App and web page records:
^^^^
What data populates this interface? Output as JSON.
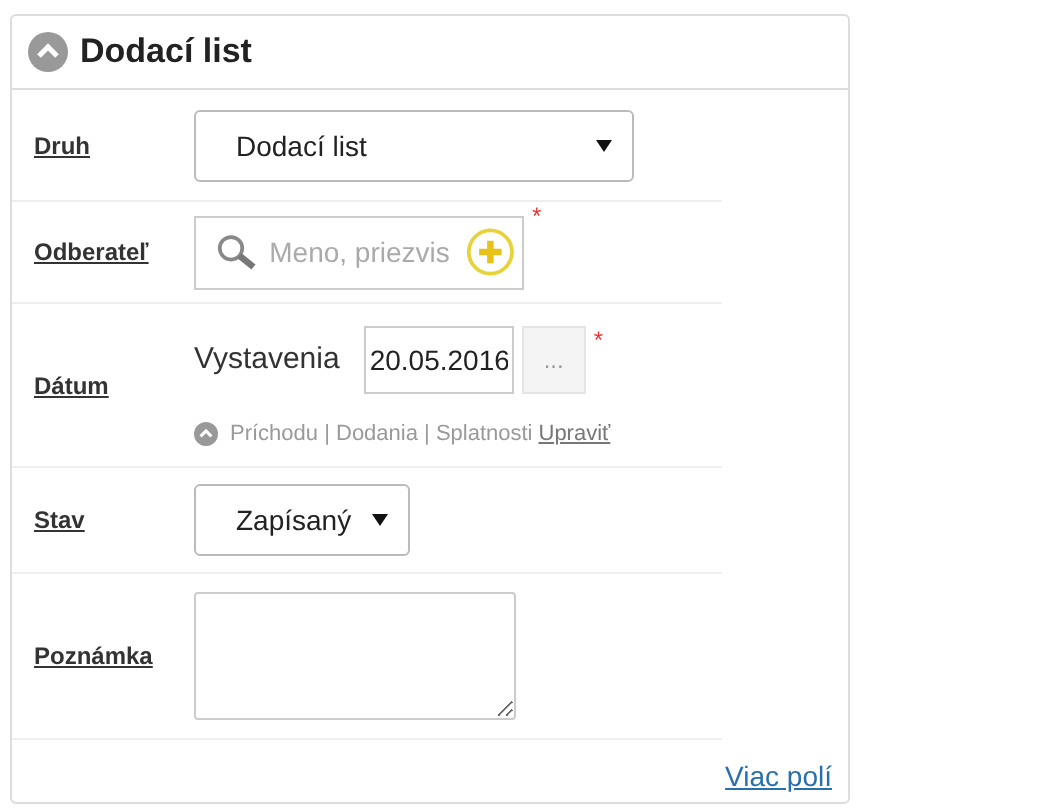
{
  "panel": {
    "title": "Dodací list",
    "expanded": true
  },
  "rows": [
    {
      "kind": "select",
      "label": "Druh",
      "value": "Dodací list"
    },
    {
      "kind": "search",
      "label": "Odberateľ",
      "placeholder": "Meno, priezvis",
      "required_mark": "*"
    },
    {
      "kind": "date",
      "label": "Dátum",
      "caption": "Vystavenia",
      "value": "20.05.2016",
      "button": "...",
      "required_mark": "*",
      "more": "Príchodu | Dodania | Splatnosti",
      "more_link": "Upraviť"
    },
    {
      "kind": "compactselect",
      "label": "Stav",
      "value": "Zapísaný"
    },
    {
      "kind": "textarea",
      "label": "Poznámka"
    }
  ],
  "footer_link": "Viac polí"
}
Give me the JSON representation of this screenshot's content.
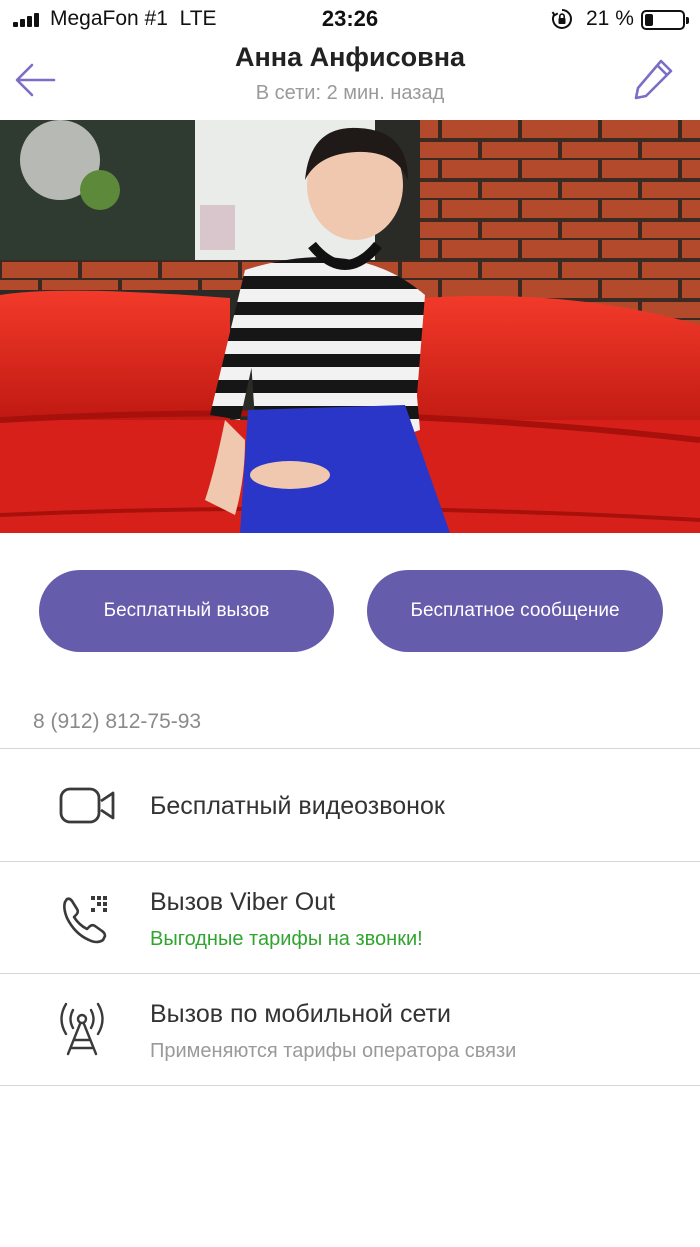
{
  "status_bar": {
    "carrier": "MegaFon #1",
    "network": "LTE",
    "time": "23:26",
    "battery_percent": "21 %",
    "battery_level": 0.21
  },
  "header": {
    "contact_name": "Анна Анфисовна",
    "presence": "В сети: 2 мин. назад",
    "back_icon": "arrow-left-icon",
    "edit_icon": "pencil-icon"
  },
  "actions": {
    "free_call": "Бесплатный вызов",
    "free_message": "Бесплатное сообщение"
  },
  "phone_number": "8 (912) 812-75-93",
  "options": [
    {
      "icon": "video-camera-icon",
      "title": "Бесплатный видеозвонок",
      "subtitle": ""
    },
    {
      "icon": "viber-out-phone-icon",
      "title": "Вызов Viber Out",
      "subtitle": "Выгодные тарифы на звонки!"
    },
    {
      "icon": "cell-tower-icon",
      "title": "Вызов по мобильной сети",
      "subtitle": "Применяются тарифы оператора связи"
    }
  ],
  "colors": {
    "accent": "#665cac",
    "promo_green": "#2fa52f",
    "muted": "#9a9a9a"
  }
}
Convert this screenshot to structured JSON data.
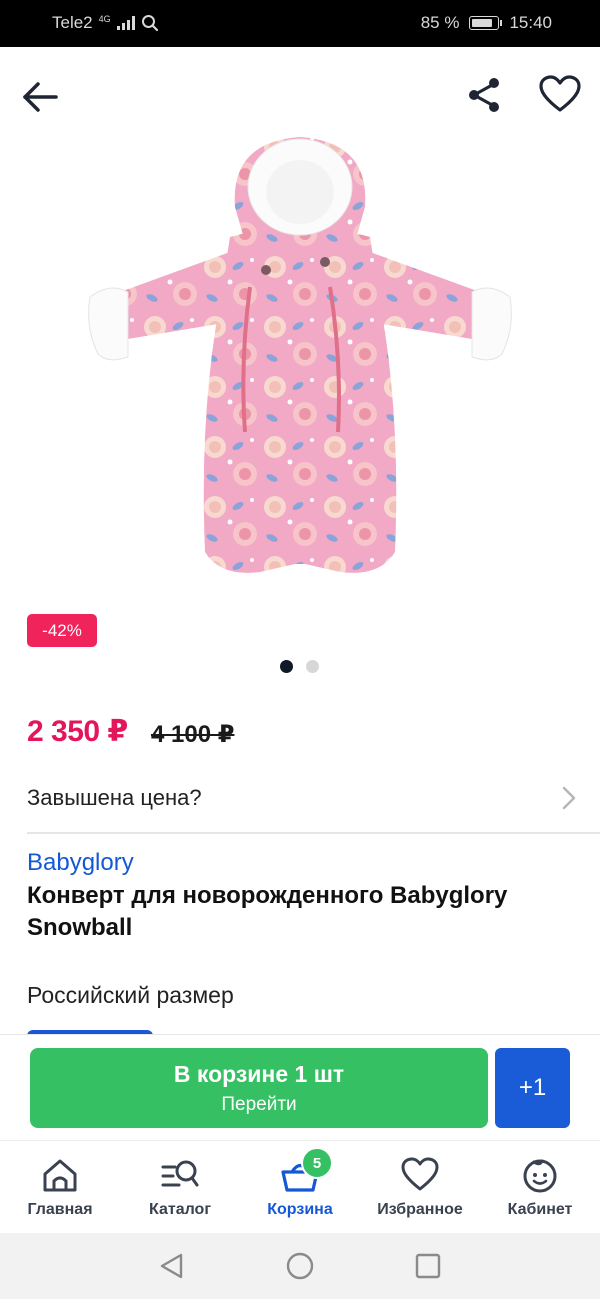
{
  "status_bar": {
    "carrier": "Tele2",
    "network": "4G",
    "battery_percent": "85 %",
    "battery_level": 0.85,
    "time": "15:40"
  },
  "top_bar": {
    "back_icon": "arrow-left-icon",
    "share_icon": "share-icon",
    "favorite_icon": "heart-outline-icon"
  },
  "product": {
    "image_icon": "pink-floral-baby-snowsuit-image",
    "discount": "-42%",
    "carousel": {
      "count": 2,
      "active_index": 0
    },
    "price": "2 350 ₽",
    "old_price": "4 100 ₽",
    "inflated_price_label": "Завышена цена?",
    "brand": "Babyglory",
    "title": "Конверт для новорожденного Babyglory Snowball",
    "size_label": "Российский размер"
  },
  "cart_bar": {
    "in_cart_label": "В корзине 1 шт",
    "go_label": "Перейти",
    "plus_label": "+1"
  },
  "tabs": [
    {
      "label": "Главная",
      "icon": "home-icon"
    },
    {
      "label": "Каталог",
      "icon": "catalog-search-icon"
    },
    {
      "label": "Корзина",
      "icon": "basket-icon",
      "badge": "5",
      "active": true
    },
    {
      "label": "Избранное",
      "icon": "heart-icon"
    },
    {
      "label": "Кабинет",
      "icon": "profile-face-icon"
    }
  ],
  "colors": {
    "accent_blue": "#1458d6",
    "price_red": "#e4155b",
    "cart_green": "#35c163",
    "plus_blue": "#1a5bd8"
  }
}
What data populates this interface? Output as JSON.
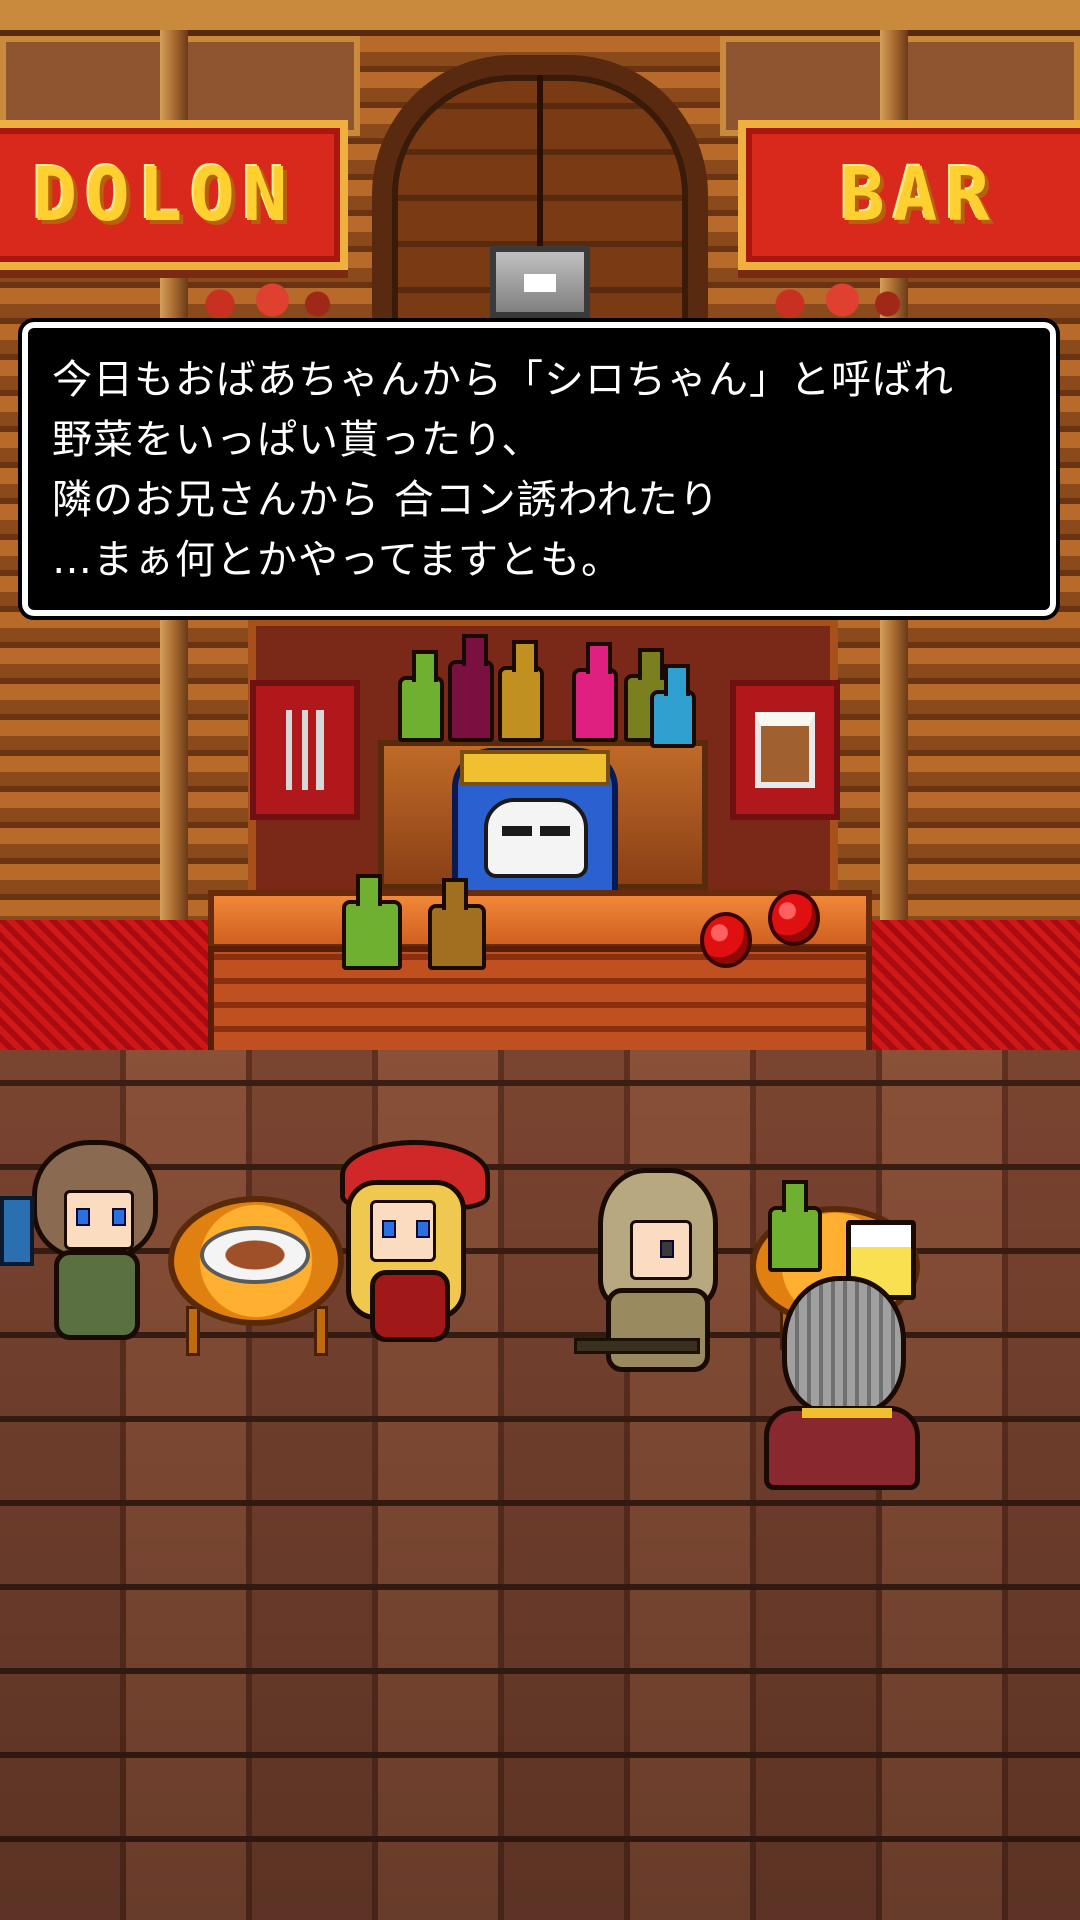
{
  "signs": {
    "left": "DOLON",
    "right": "BAR"
  },
  "dialog": {
    "lines": [
      "今日もおばあちゃんから「シロちゃん」と呼ばれ",
      "野菜をいっぱい貰ったり、",
      "隣のお兄さんから 合コン誘われたり",
      "…まぁ何とかやってますとも。"
    ]
  },
  "colors": {
    "sign_red": "#d9281c",
    "sign_text": "#ffd030",
    "dialog_bg": "#000000",
    "dialog_text": "#ffffff",
    "carpet": "#d01818",
    "floor": "#6a3a28"
  },
  "icons": {
    "poster_left": "fork-knife-icon",
    "poster_right": "beer-mug-icon",
    "door_lock": "lock-icon"
  }
}
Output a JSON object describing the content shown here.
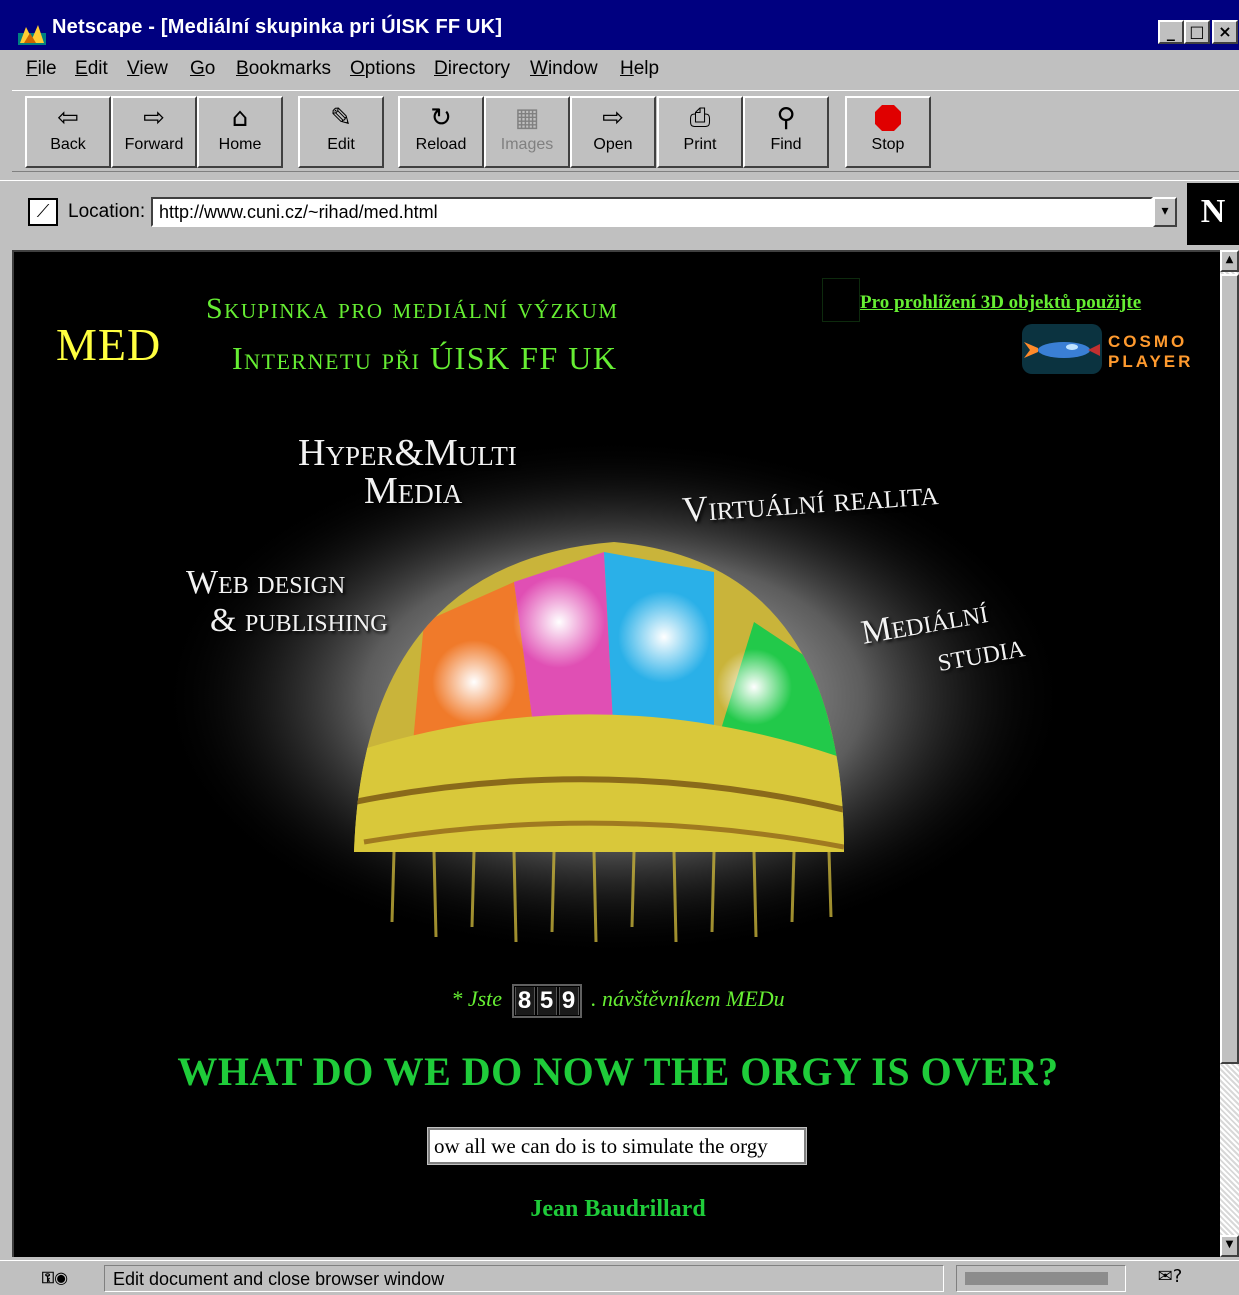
{
  "window": {
    "title": "Netscape - [Mediální skupinka pri ÚISK FF UK]",
    "controls": [
      "_",
      "□",
      "×"
    ]
  },
  "menu": [
    "File",
    "Edit",
    "View",
    "Go",
    "Bookmarks",
    "Options",
    "Directory",
    "Window",
    "Help"
  ],
  "toolbar": {
    "back": "Back",
    "forward": "Forward",
    "home": "Home",
    "edit": "Edit",
    "reload": "Reload",
    "images": "Images",
    "open": "Open",
    "print": "Print",
    "find": "Find",
    "stop": "Stop"
  },
  "location": {
    "label": "Location:",
    "url": "http://www.cuni.cz/~rihad/med.html"
  },
  "page": {
    "logo": "MED",
    "heading_line1": "Skupinka pro mediální výzkum",
    "heading_line2": "Internetu při ÚISK FF UK",
    "cosmo_link": "Pro prohlížení 3D objektů použijte",
    "cosmo_logo_line1": "COSMO",
    "cosmo_logo_line2": "PLAYER",
    "art": {
      "hyper_line1": "Hyper&Multi",
      "hyper_line2": "Media",
      "virtual": "Virtuální realita",
      "web_line1": "Web design",
      "web_line2": "& publishing",
      "media_line1": "Mediální",
      "media_line2": "studia"
    },
    "counter_prefix": "* Jste",
    "counter_digits": [
      "8",
      "5",
      "9"
    ],
    "counter_suffix": ". návštěvníkem MEDu",
    "quote_title": "WHAT DO WE DO NOW THE ORGY IS OVER?",
    "quote_input_value": "ow all we can do is to simulate the orgy",
    "author": "Jean Baudrillard"
  },
  "status": {
    "text": "Edit document and close browser window",
    "progress": 0.85
  },
  "colors": {
    "title_bar": "#000080",
    "chrome": "#c0c0c0",
    "page_bg": "#000000",
    "green": "#66ee33",
    "quote_green": "#1fcc3a",
    "logo_yellow": "#ffff40",
    "cosmo_orange": "#ff9a2e"
  },
  "icons": {
    "app": "netscape-icon",
    "back": "arrow-left-icon",
    "forward": "arrow-right-icon",
    "home": "home-icon",
    "edit": "pencil-icon",
    "reload": "reload-icon",
    "images": "images-icon",
    "open": "open-icon",
    "print": "printer-icon",
    "find": "binoculars-icon",
    "stop": "stop-icon",
    "location": "bookmark-icon",
    "mail": "mail-icon"
  }
}
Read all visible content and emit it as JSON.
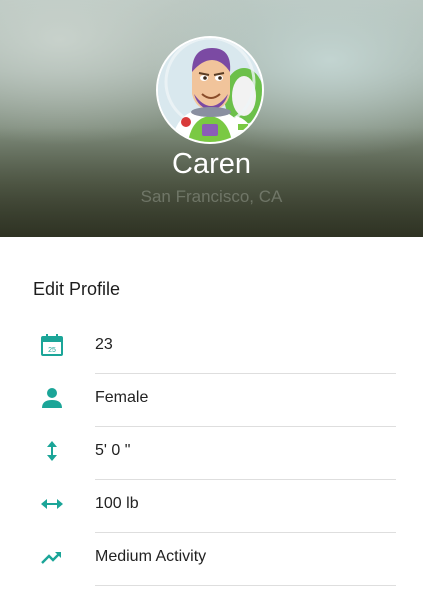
{
  "profile": {
    "name": "Caren",
    "location": "San Francisco, CA"
  },
  "section": {
    "title": "Edit Profile"
  },
  "fields": [
    {
      "icon": "calendar-icon",
      "value": "23",
      "calendar_day": "25"
    },
    {
      "icon": "person-icon",
      "value": "Female"
    },
    {
      "icon": "vertical-arrows-icon",
      "value": "5' 0 \""
    },
    {
      "icon": "horizontal-arrows-icon",
      "value": "100 lb"
    },
    {
      "icon": "trending-up-icon",
      "value": "Medium Activity"
    }
  ],
  "colors": {
    "accent": "#1ba598"
  }
}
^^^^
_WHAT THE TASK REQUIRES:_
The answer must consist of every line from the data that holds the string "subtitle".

_THE ANSWER:_
      "subtitle": ""
      "subtitle": "Выгодные тарифы на звонки!"
      "subtitle": "Применяются тарифы оператора связи"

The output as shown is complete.